▸ **What you have to do**
Return all lines from the listing below in which "content" appears.

▸ **Available data**

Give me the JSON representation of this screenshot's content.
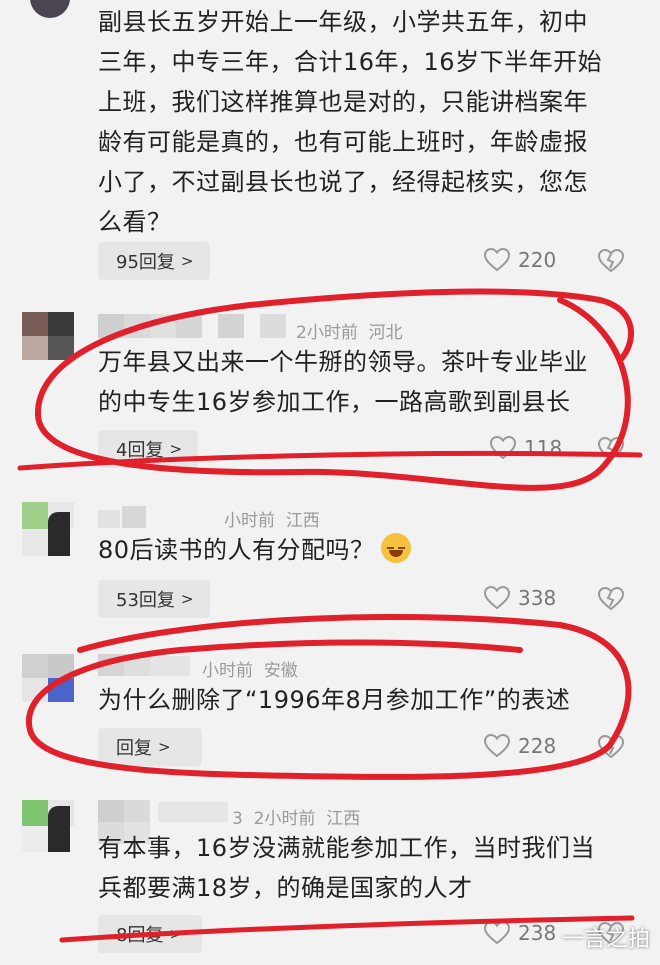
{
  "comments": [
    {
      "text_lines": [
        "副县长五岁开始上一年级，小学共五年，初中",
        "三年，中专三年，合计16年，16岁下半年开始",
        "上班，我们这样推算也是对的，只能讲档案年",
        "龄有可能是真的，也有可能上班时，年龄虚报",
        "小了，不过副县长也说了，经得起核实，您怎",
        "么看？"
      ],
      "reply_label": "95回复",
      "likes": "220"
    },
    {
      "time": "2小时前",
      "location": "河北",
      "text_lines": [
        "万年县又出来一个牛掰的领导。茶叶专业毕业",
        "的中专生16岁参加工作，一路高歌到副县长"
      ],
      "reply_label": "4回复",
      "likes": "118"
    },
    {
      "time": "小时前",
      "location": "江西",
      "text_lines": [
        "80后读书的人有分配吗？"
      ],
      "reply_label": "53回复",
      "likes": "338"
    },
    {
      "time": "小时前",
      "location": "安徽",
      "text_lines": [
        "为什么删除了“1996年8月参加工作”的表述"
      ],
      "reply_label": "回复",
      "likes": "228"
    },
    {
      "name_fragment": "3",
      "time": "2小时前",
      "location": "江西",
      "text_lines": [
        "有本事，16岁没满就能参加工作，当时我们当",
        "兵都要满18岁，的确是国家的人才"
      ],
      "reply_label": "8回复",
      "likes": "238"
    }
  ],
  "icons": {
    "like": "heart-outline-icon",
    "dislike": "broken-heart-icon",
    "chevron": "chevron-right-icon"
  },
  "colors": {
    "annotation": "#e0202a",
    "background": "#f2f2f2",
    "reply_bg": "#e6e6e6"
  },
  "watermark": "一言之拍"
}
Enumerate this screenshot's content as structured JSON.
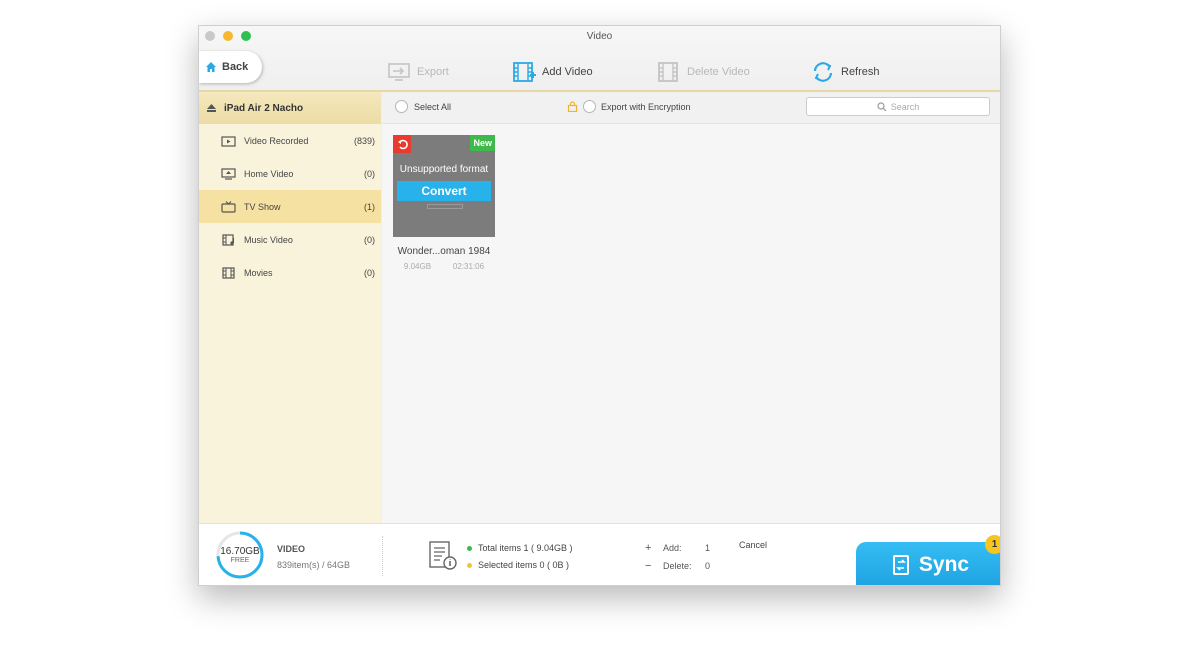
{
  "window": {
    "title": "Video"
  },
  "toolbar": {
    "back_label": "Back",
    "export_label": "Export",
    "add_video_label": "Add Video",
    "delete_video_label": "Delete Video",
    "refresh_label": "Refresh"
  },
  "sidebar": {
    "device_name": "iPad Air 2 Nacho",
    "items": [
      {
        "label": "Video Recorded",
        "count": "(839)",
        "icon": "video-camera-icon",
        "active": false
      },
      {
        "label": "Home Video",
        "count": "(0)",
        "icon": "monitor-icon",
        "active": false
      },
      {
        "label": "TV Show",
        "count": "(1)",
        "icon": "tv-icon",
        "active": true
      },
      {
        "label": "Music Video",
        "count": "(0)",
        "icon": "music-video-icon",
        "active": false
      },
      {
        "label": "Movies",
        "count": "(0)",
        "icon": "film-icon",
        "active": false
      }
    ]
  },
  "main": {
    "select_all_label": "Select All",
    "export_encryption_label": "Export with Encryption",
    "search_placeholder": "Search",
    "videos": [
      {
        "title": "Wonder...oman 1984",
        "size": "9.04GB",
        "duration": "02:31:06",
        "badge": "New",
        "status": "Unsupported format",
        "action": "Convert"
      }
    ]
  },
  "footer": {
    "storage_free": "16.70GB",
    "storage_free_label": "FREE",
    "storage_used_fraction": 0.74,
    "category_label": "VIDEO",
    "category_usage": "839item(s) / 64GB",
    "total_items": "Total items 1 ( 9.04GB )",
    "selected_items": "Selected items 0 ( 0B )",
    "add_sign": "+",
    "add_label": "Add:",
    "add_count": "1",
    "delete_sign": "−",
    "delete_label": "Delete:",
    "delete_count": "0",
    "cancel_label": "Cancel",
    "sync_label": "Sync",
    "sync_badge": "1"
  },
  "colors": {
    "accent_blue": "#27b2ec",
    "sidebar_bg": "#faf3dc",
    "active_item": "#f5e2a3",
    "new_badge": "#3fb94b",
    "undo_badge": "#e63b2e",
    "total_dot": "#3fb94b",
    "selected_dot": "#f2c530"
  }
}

▸ **Answer space**
Give me the JSON representation of this screenshot's content.
Enumerate this screenshot's content as structured JSON.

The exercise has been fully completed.